◆ **What you will do**: Every entry must be echoed exactly.
★ ★ ★ ★ ★ ★ ★
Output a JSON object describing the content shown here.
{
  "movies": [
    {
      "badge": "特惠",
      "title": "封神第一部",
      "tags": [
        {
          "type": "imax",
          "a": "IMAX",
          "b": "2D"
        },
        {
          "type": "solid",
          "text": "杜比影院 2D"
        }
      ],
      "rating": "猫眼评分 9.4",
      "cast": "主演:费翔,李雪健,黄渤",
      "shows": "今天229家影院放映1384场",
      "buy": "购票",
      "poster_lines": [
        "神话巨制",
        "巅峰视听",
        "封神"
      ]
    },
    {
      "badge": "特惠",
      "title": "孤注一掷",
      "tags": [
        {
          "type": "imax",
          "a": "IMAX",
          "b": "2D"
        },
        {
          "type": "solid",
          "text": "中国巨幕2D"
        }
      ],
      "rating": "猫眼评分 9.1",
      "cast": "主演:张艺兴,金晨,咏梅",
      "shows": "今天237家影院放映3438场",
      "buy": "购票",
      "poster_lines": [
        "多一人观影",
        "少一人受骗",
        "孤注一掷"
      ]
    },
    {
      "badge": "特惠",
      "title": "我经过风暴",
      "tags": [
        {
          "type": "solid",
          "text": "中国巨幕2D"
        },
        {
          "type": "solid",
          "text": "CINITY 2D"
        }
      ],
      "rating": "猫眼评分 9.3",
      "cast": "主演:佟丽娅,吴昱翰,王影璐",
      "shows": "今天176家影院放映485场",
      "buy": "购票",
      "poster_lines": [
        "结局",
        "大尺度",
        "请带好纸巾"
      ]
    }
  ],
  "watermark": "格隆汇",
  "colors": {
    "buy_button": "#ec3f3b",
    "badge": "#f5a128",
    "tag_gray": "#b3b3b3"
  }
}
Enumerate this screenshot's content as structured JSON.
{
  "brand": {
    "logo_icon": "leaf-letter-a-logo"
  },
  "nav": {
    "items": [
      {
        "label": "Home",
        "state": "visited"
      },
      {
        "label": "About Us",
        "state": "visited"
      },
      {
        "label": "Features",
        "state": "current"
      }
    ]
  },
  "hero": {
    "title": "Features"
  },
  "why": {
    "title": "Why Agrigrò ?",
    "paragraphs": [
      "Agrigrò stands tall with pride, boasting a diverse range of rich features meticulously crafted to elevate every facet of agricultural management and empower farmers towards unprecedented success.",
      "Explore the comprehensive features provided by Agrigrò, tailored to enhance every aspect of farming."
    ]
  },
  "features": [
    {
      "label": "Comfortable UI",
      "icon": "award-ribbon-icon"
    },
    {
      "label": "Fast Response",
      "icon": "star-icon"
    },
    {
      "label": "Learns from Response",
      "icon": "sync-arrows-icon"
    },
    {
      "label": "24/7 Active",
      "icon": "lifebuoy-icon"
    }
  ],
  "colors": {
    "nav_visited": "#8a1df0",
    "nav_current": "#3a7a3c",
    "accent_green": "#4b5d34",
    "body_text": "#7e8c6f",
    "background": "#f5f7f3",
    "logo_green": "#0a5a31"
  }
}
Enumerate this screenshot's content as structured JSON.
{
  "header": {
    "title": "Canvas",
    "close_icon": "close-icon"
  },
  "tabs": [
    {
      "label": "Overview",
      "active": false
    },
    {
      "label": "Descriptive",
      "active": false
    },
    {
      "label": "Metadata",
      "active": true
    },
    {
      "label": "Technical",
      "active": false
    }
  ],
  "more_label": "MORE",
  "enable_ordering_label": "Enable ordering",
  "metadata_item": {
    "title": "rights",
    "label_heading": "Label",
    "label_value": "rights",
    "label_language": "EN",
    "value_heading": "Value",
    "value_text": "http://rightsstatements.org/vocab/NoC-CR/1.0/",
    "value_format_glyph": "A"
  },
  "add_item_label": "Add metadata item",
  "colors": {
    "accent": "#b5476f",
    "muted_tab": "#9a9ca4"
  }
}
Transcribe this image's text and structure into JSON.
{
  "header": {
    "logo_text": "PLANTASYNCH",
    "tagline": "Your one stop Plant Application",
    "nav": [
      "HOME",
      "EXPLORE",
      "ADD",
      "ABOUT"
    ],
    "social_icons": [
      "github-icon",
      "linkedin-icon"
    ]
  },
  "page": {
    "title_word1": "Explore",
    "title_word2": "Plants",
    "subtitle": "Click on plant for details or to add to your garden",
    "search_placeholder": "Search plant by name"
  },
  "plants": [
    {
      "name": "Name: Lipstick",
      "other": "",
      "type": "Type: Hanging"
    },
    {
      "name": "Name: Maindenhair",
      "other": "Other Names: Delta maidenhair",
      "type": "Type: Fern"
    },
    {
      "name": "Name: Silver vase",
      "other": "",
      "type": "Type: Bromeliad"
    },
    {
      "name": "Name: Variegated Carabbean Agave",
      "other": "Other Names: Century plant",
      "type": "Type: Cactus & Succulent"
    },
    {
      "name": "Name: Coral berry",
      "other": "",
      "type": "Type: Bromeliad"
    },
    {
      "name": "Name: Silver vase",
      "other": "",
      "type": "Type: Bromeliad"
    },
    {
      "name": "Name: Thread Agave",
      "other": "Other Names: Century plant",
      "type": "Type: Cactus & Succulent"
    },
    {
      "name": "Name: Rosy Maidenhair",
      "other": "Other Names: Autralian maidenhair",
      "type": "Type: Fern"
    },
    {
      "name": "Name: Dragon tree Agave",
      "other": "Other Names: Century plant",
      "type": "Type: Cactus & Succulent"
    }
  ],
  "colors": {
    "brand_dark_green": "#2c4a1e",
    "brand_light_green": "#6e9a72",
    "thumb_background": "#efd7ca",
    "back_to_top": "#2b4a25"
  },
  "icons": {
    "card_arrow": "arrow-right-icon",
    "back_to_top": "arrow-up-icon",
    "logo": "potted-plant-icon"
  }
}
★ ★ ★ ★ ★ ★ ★
◆ **Result of this exercise**:
Output a JSON object describing the content shown here.
{
  "movies": [
    {
      "badge": "特惠",
      "title": "封神第一部",
      "tags": [
        {
          "type": "imax",
          "a": "IMAX",
          "b": "2D"
        },
        {
          "type": "solid",
          "text": "杜比影院 2D"
        }
      ],
      "rating": "猫眼评分 9.4",
      "cast": "主演:费翔,李雪健,黄渤",
      "shows": "今天229家影院放映1384场",
      "buy": "购票",
      "poster_lines": [
        "神话巨制",
        "巅峰视听",
        "封神"
      ]
    },
    {
      "badge": "特惠",
      "title": "孤注一掷",
      "tags": [
        {
          "type": "imax",
          "a": "IMAX",
          "b": "2D"
        },
        {
          "type": "solid",
          "text": "中国巨幕2D"
        }
      ],
      "rating": "猫眼评分 9.1",
      "cast": "主演:张艺兴,金晨,咏梅",
      "shows": "今天237家影院放映3438场",
      "buy": "购票",
      "poster_lines": [
        "多一人观影",
        "少一人受骗",
        "孤注一掷"
      ]
    },
    {
      "badge": "特惠",
      "title": "我经过风暴",
      "tags": [
        {
          "type": "solid",
          "text": "中国巨幕2D"
        },
        {
          "type": "solid",
          "text": "CINITY 2D"
        }
      ],
      "rating": "猫眼评分 9.3",
      "cast": "主演:佟丽娅,吴昱翰,王影璐",
      "shows": "今天176家影院放映485场",
      "buy": "购票",
      "poster_lines": [
        "结局",
        "大尺度",
        "请带好纸巾"
      ]
    }
  ],
  "watermark": "格隆汇",
  "colors": {
    "buy_button": "#ec3f3b",
    "badge": "#f5a128",
    "tag_gray": "#b3b3b3"
  }
}
Enumerate this screenshot's content as structured JSON.
{
  "brand": {
    "logo_icon": "leaf-letter-a-logo"
  },
  "nav": {
    "items": [
      {
        "label": "Home",
        "state": "visited"
      },
      {
        "label": "About Us",
        "state": "visited"
      },
      {
        "label": "Features",
        "state": "current"
      }
    ]
  },
  "hero": {
    "title": "Features"
  },
  "why": {
    "title": "Why Agrigrò ?",
    "paragraphs": [
      "Agrigrò stands tall with pride, boasting a diverse range of rich features meticulously crafted to elevate every facet of agricultural management and empower farmers towards unprecedented success.",
      "Explore the comprehensive features provided by Agrigrò, tailored to enhance every aspect of farming."
    ]
  },
  "features": [
    {
      "label": "Comfortable UI",
      "icon": "award-ribbon-icon"
    },
    {
      "label": "Fast Response",
      "icon": "star-icon"
    },
    {
      "label": "Learns from Response",
      "icon": "sync-arrows-icon"
    },
    {
      "label": "24/7 Active",
      "icon": "lifebuoy-icon"
    }
  ],
  "colors": {
    "nav_visited": "#8a1df0",
    "nav_current": "#3a7a3c",
    "accent_green": "#4b5d34",
    "body_text": "#7e8c6f",
    "background": "#f5f7f3",
    "logo_green": "#0a5a31"
  }
}
Enumerate this screenshot's content as structured JSON.
{
  "header": {
    "title": "Canvas",
    "close_icon": "close-icon"
  },
  "tabs": [
    {
      "label": "Overview",
      "active": false
    },
    {
      "label": "Descriptive",
      "active": false
    },
    {
      "label": "Metadata",
      "active": true
    },
    {
      "label": "Technical",
      "active": false
    }
  ],
  "more_label": "MORE",
  "enable_ordering_label": "Enable ordering",
  "metadata_item": {
    "title": "rights",
    "label_heading": "Label",
    "label_value": "rights",
    "label_language": "EN",
    "value_heading": "Value",
    "value_text": "http://rightsstatements.org/vocab/NoC-CR/1.0/",
    "value_format_glyph": "A"
  },
  "add_item_label": "Add metadata item",
  "colors": {
    "accent": "#b5476f",
    "muted_tab": "#9a9ca4"
  }
}
Transcribe this image's text and structure into JSON.
{
  "header": {
    "logo_text": "PLANTASYNCH",
    "tagline": "Your one stop Plant Application",
    "nav": [
      "HOME",
      "EXPLORE",
      "ADD",
      "ABOUT"
    ],
    "social_icons": [
      "github-icon",
      "linkedin-icon"
    ]
  },
  "page": {
    "title_word1": "Explore",
    "title_word2": "Plants",
    "subtitle": "Click on plant for details or to add to your garden",
    "search_placeholder": "Search plant by name"
  },
  "plants": [
    {
      "name": "Name: Lipstick",
      "other": "",
      "type": "Type: Hanging"
    },
    {
      "name": "Name: Maindenhair",
      "other": "Other Names: Delta maidenhair",
      "type": "Type: Fern"
    },
    {
      "name": "Name: Silver vase",
      "other": "",
      "type": "Type: Bromeliad"
    },
    {
      "name": "Name: Variegated Carabbean Agave",
      "other": "Other Names: Century plant",
      "type": "Type: Cactus & Succulent"
    },
    {
      "name": "Name: Coral berry",
      "other": "",
      "type": "Type: Bromeliad"
    },
    {
      "name": "Name: Silver vase",
      "other": "",
      "type": "Type: Bromeliad"
    },
    {
      "name": "Name: Thread Agave",
      "other": "Other Names: Century plant",
      "type": "Type: Cactus & Succulent"
    },
    {
      "name": "Name: Rosy Maidenhair",
      "other": "Other Names: Autralian maidenhair",
      "type": "Type: Fern"
    },
    {
      "name": "Name: Dragon tree Agave",
      "other": "Other Names: Century plant",
      "type": "Type: Cactus & Succulent"
    }
  ],
  "colors": {
    "brand_dark_green": "#2c4a1e",
    "brand_light_green": "#6e9a72",
    "thumb_background": "#efd7ca",
    "back_to_top": "#2b4a25"
  },
  "icons": {
    "card_arrow": "arrow-right-icon",
    "back_to_top": "arrow-up-icon",
    "logo": "potted-plant-icon"
  }
}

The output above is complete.